  • There is going to be a public meeting in St Andrew's Church in Walberswick to tell the villagers what will be happening and how their lives will be affected by the war. The purpose of the meeting is to persuade the villagers to co-operate with the military authorities.

Prepare one of the following to be used for or at the meeting:

  • A persuasive poster announcing the public meeting and persuading people to attend - the poster must persuade readers
  • That the meeting is very important
  • That at least one adult from each household must attend and provide meeting details - place, time, date etc
  • A speech outlining the changes and persuading people to co-operate - the speech must be
  • Informative - tell them what is happening and why (remember also that war matters were Top Secret!)
  • Authoritative - you are in charge!
  • Persuasive - you want people to do what you say and not argue and allow for questions although you might not be able to answer them!
  • A leaflet to be handed out at the meeting outlining one or more of the changes - the leaflet must
  • be informative and easy to read
  • use headings and subheadings
  • use diagrams and pictures to persuade people to co-operate

 

6. FROM THE VIRTUAL TO THE LITERARY WORLD

  • Reread pp122-125 of The Amazing Story of Adolphus Tips.
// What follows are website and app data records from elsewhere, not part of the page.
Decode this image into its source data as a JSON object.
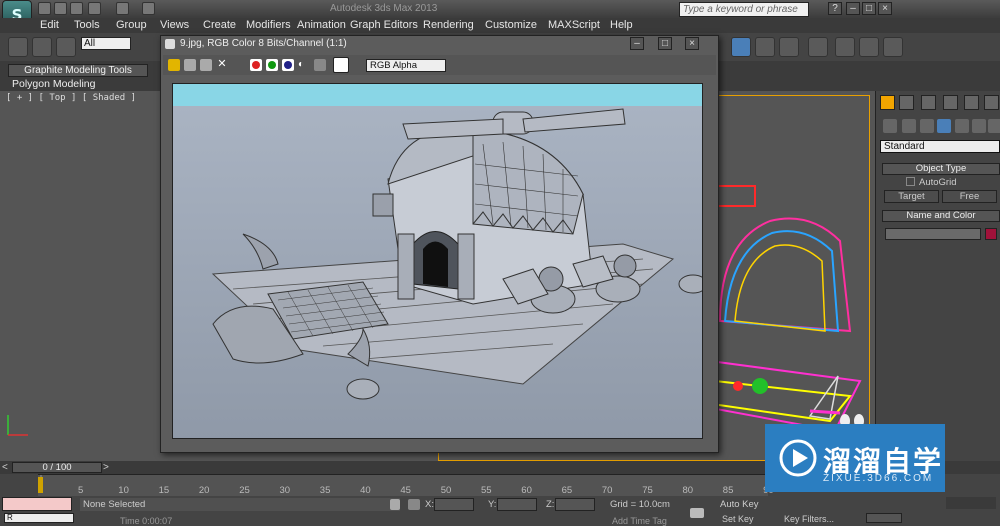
{
  "app": {
    "logo_letter": "S",
    "title_text": "Autodesk 3ds Max 2013",
    "search_placeholder": "Type a keyword or phrase",
    "window_buttons": [
      "–",
      "□",
      "×"
    ]
  },
  "menu": [
    "Edit",
    "Tools",
    "Group",
    "Views",
    "Create",
    "Modifiers",
    "Animation",
    "Graph Editors",
    "Rendering",
    "Customize",
    "MAXScript",
    "Help"
  ],
  "toolbar": {
    "selection_filter": "All"
  },
  "ribbon": {
    "tab_label": "Graphite Modeling Tools",
    "panel_label": "Polygon Modeling"
  },
  "viewport": {
    "label": "[ + ] [ Top ] [ Shaded ]"
  },
  "frame_window": {
    "title": "9.jpg, RGB Color 8 Bits/Channel (1:1)",
    "channel_dropdown": "RGB Alpha",
    "controls": [
      "–",
      "□",
      "×"
    ]
  },
  "command_panel": {
    "dropdown": "Standard",
    "object_type_header": "Object Type",
    "autogrid_label": "AutoGrid",
    "target_button": "Target",
    "free_button": "Free",
    "name_color_header": "Name and Color"
  },
  "timeline": {
    "frame_counter": "0 / 100",
    "ticks": [
      "5",
      "10",
      "15",
      "20",
      "25",
      "30",
      "35",
      "40",
      "45",
      "50",
      "55",
      "60",
      "65",
      "70",
      "75",
      "80",
      "85",
      "90"
    ]
  },
  "status": {
    "selection": "None Selected",
    "x_label": "X:",
    "y_label": "Y:",
    "z_label": "Z:",
    "grid": "Grid = 10.0cm",
    "auto_key": "Auto Key",
    "set_key": "Set Key",
    "key_filters": "Key Filters...",
    "add_time_tag": "Add Time Tag",
    "time_hint": "Time 0:00:07"
  },
  "watermark": {
    "title": "溜溜自学",
    "subtitle": "ZIXUE.3D66.COM"
  },
  "colors": {
    "accent_blue": "#4a7fb8",
    "viewport_border": "#e8a000",
    "sky": "#89d6e6",
    "watermark_blue": "#2b7ec1"
  }
}
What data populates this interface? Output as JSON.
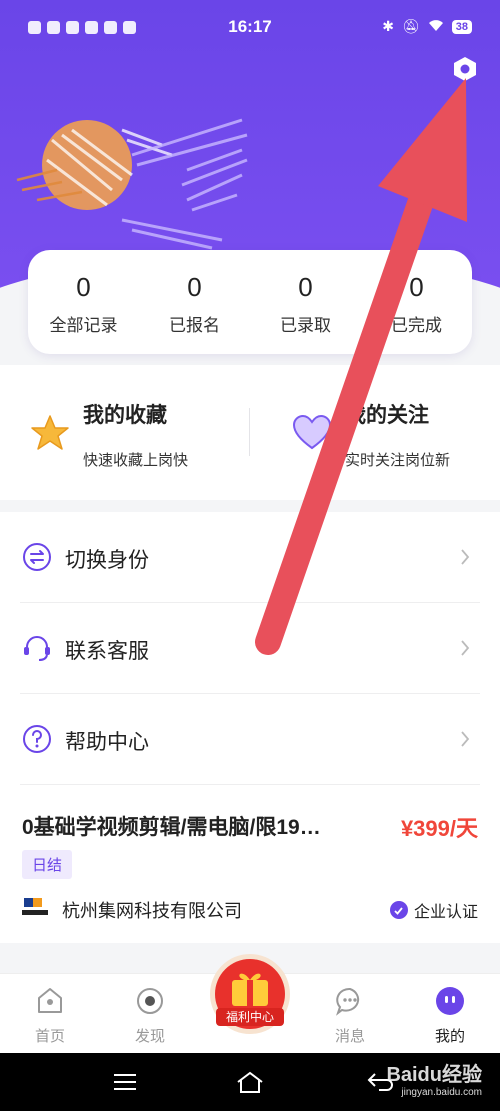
{
  "status_bar": {
    "time": "16:17",
    "battery": "38"
  },
  "stats": [
    {
      "num": "0",
      "label": "全部记录"
    },
    {
      "num": "0",
      "label": "已报名"
    },
    {
      "num": "0",
      "label": "已录取"
    },
    {
      "num": "0",
      "label": "已完成"
    }
  ],
  "favorites": {
    "title": "我的收藏",
    "sub": "快速收藏上岗快"
  },
  "follows": {
    "title": "我的关注",
    "sub": "实时关注岗位新"
  },
  "menu": [
    {
      "label": "切换身份"
    },
    {
      "label": "联系客服"
    },
    {
      "label": "帮助中心"
    }
  ],
  "job": {
    "title": "0基础学视频剪辑/需电脑/限19…",
    "price": "¥399/天",
    "tag": "日结",
    "company": "杭州集网科技有限公司",
    "verified": "企业认证"
  },
  "tabs": [
    {
      "label": "首页"
    },
    {
      "label": "发现"
    },
    {
      "label": "消息"
    },
    {
      "label": "我的"
    }
  ],
  "welfare_label": "福利中心",
  "watermark": {
    "main": "Baidu经验",
    "sub": "jingyan.baidu.com"
  },
  "colors": {
    "primary": "#6a45e8",
    "price": "#f0463a",
    "arrow": "#e8505b"
  }
}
Your task is to use the virtual site and other information including the maps to write a diary entry or series of diary entries about your secret visits in Walberswick in 1940.
  • This can be done in pairs or small groups. Use the map of the area to help you. 
  • Create a story map:
  1. The reason why you decide to explore the military area of Walberswick in 1940. Michael Morpurgo used a missing cat. Curiosity? A dare? Something you left behind before the area was closed off? Something missing? A mystery? A lost pet? Following someone or something? Looking for spies? Looking for a particular soldier? Something you saw in the sea? Searching for something or someone you saw that falling from a plane? etc
  2. The time and season for your journey.
  3. Are you going alone or with someone else?
  4. What will you take with you? Remember it is 1940!
  5. What are you wearing? Remember it is 1940!
  6. Decide where you will enter the area and how.
  • Now describe your journey as you move through 1940's Walberswick.
  • What do you find? 
  • Are you found?
  • What surprises are there?
  • Discovery? 
  • Remember the senses:
  • What do you see?
  • What do you feel or touch?
  • What do you hear? What do you taste?
  •  What do you smell?
  • Feelings? Excitement? Anxiety? Fear? Surprise? Fright? Terror? Being tense? Scared?
  • You might like to use some of the Sources in the teaching pack to add more details to your diary.

 

  • When you are satisfied with your story, record your journey as a ‘voice over' for one or more sections of the virtual animations. You can use music and sound effects as well here. Remember you can use the buttons to pause and backtrack if you want to spend more time in any one place.
  • Extension - you might like to record your voice over in the present tense (as if it is happening as you speak) and then again in the past as if you are remembering what you did or relating it much later to someone else. What difference to the audience's experiences of the story does the change in tense make? Which is more exciting, more immediate? Which allows you more chances for explanation or description or understanding? Which do the listeners prefer?